Can I recover my costs if I win my case?
If you win your case, who pays the legal costs? There is a principle in law that the losing party should pay the winning party’s legal costs, but in practice that rarely happens. Court orders are usually made after the final hearing, and most cases settle well before that. This means legal costs are usually part of the negotiated settlement and are often given away completely.
In this video, our Director, Alex Martin, runs through solicitor/client and party/party costs, what the courts are likely to order and how to have the right strategy in place to focus on maximising the overall, best net settlement outcome you can obtain for your business.
If you would like to discuss a specific concern, please contact one of our experienced litigation lawyers at Taurus Legal Management on (03) 9481 2000 or email@example.com.
One of the questions I get asked the most is “can I recover my costs if I win my case?” That’s a great question and I’m going to answer it in this video.
Hi, I’m Alex Martin. I’m a commercial litigation specialist and these are my No-Bull Legal Tips for Business Owners.
Okay, so can I recover my costs? So first of all, you’ve got to win your case. And if you win your case, you’ve got to convince the court that it’s just and that it’s fair that you get a cost order in your favor. Now, in most courts, if you win your case, you will be entitled to a cost order in your favor, but you need to get to the end. It’s very rare for cost orders to be made in the interim, as the case goes. It can happen, and they’re normally small cost orders, but to get the bulk of your costs, you really need to wait till the end of the litigation, till the end of the hearing, and then the judge will decide on costs. And if you’re successful, you have a good chance of getting a cost order.
But the issue is that most cases never get to the end of the hearing. 98% of litigation in Australia is settled before the final hearing, so it’s unlikely that you’ll ever have a judge considering a cost order at all. What’s much more likely is you’ll settle a case in a mediation or in a negotiation. And in that context, you might get an agreement from the other side to pay your costs. That can all be part of the horse trading of a negotiation. But often, legal costs are given away as part of the negotiation. So it’s reasonably rare to have a settlement agreement that has a substantial portion of legal costs paid by either side.
If you do get a cost order or if you do an agreement in relation to costs, that’ll normally be a lot less than your actual costs. So that’s the other thing to note, that your actual costs are one thing, and what the court orders costs is another thing. So the court have a scale which calculate how much you’re entitled for particular activities, and that doesn’t necessarily relate to how much you’ve been charged by your lawyer to run the matter.

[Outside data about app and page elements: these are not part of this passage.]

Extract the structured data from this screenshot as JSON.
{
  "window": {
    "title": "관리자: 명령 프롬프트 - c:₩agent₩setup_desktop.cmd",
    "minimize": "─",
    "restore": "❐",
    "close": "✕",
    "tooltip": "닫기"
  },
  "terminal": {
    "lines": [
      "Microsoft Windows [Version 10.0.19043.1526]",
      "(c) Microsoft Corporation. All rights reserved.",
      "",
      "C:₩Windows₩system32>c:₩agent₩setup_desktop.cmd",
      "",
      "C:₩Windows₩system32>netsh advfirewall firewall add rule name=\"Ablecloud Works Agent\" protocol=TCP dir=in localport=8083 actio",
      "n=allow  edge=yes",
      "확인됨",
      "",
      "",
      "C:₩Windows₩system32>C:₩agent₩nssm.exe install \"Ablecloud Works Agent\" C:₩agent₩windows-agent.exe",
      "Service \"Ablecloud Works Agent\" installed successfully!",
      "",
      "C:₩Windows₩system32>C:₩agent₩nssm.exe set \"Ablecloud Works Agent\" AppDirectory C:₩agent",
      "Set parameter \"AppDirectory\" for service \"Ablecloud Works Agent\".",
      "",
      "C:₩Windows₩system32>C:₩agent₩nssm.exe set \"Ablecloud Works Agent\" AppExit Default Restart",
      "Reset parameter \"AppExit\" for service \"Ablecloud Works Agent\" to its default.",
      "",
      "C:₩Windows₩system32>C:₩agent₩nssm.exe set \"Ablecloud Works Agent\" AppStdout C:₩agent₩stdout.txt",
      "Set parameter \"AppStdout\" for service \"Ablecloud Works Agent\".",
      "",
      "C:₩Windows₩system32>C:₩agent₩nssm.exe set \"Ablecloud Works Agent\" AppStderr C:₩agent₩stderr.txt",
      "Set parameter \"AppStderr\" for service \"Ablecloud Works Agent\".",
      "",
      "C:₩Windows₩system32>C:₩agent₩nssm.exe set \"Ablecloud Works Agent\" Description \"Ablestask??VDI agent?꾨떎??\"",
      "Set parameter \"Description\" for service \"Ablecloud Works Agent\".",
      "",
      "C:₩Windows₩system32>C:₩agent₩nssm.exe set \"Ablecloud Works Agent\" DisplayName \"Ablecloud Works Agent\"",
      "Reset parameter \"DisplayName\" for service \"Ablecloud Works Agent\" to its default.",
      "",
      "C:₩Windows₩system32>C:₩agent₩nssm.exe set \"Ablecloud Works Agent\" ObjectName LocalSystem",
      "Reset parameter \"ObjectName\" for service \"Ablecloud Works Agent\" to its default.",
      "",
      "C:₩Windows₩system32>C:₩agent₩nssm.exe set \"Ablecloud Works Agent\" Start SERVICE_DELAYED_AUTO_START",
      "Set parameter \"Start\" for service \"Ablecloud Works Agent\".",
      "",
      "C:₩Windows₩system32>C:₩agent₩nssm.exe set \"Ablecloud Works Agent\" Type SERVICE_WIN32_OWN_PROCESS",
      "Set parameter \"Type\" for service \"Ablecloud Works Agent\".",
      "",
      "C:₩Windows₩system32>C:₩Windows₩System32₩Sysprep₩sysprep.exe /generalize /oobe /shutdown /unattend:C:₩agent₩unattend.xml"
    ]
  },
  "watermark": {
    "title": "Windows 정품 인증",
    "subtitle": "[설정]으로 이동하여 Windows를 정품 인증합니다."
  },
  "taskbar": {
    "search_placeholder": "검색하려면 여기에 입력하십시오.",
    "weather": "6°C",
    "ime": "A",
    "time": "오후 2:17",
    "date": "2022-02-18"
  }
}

The other important point is that if you have the right agreement in place, you’ll be entitled to your costs as a contractual right. So if your terms and conditions say, if you breach these terms, then you have to pay my legal costs on an indemnity basis. If they have a term in there along those lines, then you’ll actually be entitled to your costs as a contractual right and you’ll be able to sue for the claim plus the costs, and you’ll be in a much better position, a much stronger position, to get your costs and to get your full costs, not just some court scale amount.
So in summary, you are entitled to your legal costs if you win your case, in most circumstances but that’s really at the end of the matter, and you’re unlikely to get to the end of the matter, so you’re likely to have to fund your legal case yourself. In some circumstances you can get litigation funding, but that’s a whole other video. I think you really should be in a position where you’re expecting to pay your own legal costs, and if you recover some from the other side, then that’s a bonus.